Donor Advised Funds (DAFs) are a charitable vehicle established within a registered charity, usually as an ‘account’ or ‘fund’. DAFs allow donors to receive charitable donation receipts immediately, while the funds are stewarded by the charity and distributed for certain causes at a later date. The funds are invested to either generate income or grow, and to be distributed to charities on a regular schedule or by a certain date.
For a donation to be receipted, the property’s ownership must be transferred to the charity. Despite the donor relinquishing ownership and control of the property to the charity, the charity may still consider the donor’s suggestions when allocating the funds over time. Please contact CCCC’s Community Trust Fund (CTF) for best practices, policies and agreements for starting a DAF.
Some charities operate their own DAFs while many choose to collaborate with a third-party such as CCCC’s own Community Trust Fund (CTF). Working with a third party such as the CTF can be of great help for sophisticated giving/asks, and for facilitating DAFs for major or emerging donors. The CTF allows donors to benefit Christian charities in Canada with their gifts of securities in an easy and cost-effective process, while relieving the burden of administrative capacity for the beneficiary organization. Find out more at https://www.cccc.org/ctf.
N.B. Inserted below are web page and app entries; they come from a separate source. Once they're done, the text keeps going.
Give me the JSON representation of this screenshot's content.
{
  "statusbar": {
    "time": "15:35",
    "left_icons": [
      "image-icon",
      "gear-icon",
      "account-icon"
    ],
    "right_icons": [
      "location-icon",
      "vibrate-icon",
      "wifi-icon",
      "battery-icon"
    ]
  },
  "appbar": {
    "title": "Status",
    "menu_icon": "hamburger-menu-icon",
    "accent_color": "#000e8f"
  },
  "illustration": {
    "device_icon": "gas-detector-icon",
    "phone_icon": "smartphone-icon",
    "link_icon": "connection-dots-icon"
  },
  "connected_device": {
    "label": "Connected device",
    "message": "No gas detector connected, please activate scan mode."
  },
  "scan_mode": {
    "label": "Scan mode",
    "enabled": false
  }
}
By staying updated on the forthcoming changes and exploring various ways to serve their donors, charities can effectively adapt to these changes, ensuring continuous financial support for their ministries.